Brief:
Retype all the records with nothing changed.
Start of Records supplied
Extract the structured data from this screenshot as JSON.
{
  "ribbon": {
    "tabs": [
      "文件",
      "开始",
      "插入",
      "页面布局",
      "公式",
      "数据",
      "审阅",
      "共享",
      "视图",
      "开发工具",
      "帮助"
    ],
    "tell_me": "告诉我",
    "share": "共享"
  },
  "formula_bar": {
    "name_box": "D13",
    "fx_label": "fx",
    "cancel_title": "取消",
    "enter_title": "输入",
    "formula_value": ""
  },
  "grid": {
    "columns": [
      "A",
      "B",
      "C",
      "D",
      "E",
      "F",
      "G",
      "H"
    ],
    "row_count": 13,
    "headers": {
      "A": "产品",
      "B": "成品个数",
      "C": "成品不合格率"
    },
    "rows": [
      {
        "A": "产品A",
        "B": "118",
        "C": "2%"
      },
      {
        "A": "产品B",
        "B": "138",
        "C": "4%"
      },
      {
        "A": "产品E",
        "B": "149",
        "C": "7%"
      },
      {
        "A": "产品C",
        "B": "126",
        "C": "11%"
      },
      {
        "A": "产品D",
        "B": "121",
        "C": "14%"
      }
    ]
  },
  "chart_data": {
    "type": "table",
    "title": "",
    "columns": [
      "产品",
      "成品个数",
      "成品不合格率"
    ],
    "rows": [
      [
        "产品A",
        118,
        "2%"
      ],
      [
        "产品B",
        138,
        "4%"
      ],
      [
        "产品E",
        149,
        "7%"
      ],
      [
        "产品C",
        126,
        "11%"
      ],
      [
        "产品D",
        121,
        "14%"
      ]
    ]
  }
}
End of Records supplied
Answer to the problem:
Extract the structured data from this screenshot as JSON.
{
  "ribbon": {
    "tabs": [
      "文件",
      "开始",
      "插入",
      "页面布局",
      "公式",
      "数据",
      "审阅",
      "共享",
      "视图",
      "开发工具",
      "帮助"
    ],
    "tell_me": "告诉我",
    "share": "共享"
  },
  "formula_bar": {
    "name_box": "D13",
    "fx_label": "fx",
    "cancel_title": "取消",
    "enter_title": "输入",
    "formula_value": ""
  },
  "grid": {
    "columns": [
      "A",
      "B",
      "C",
      "D",
      "E",
      "F",
      "G",
      "H"
    ],
    "row_count": 13,
    "headers": {
      "A": "产品",
      "B": "成品个数",
      "C": "成品不合格率"
    },
    "rows": [
      {
        "A": "产品A",
        "B": "118",
        "C": "2%"
      },
      {
        "A": "产品B",
        "B": "138",
        "C": "4%"
      },
      {
        "A": "产品E",
        "B": "149",
        "C": "7%"
      },
      {
        "A": "产品C",
        "B": "126",
        "C": "11%"
      },
      {
        "A": "产品D",
        "B": "121",
        "C": "14%"
      }
    ]
  },
  "chart_data": {
    "type": "table",
    "title": "",
    "columns": [
      "产品",
      "成品个数",
      "成品不合格率"
    ],
    "rows": [
      [
        "产品A",
        118,
        "2%"
      ],
      [
        "产品B",
        138,
        "4%"
      ],
      [
        "产品E",
        149,
        "7%"
      ],
      [
        "产品C",
        126,
        "11%"
      ],
      [
        "产品D",
        121,
        "14%"
      ]
    ]
  }
}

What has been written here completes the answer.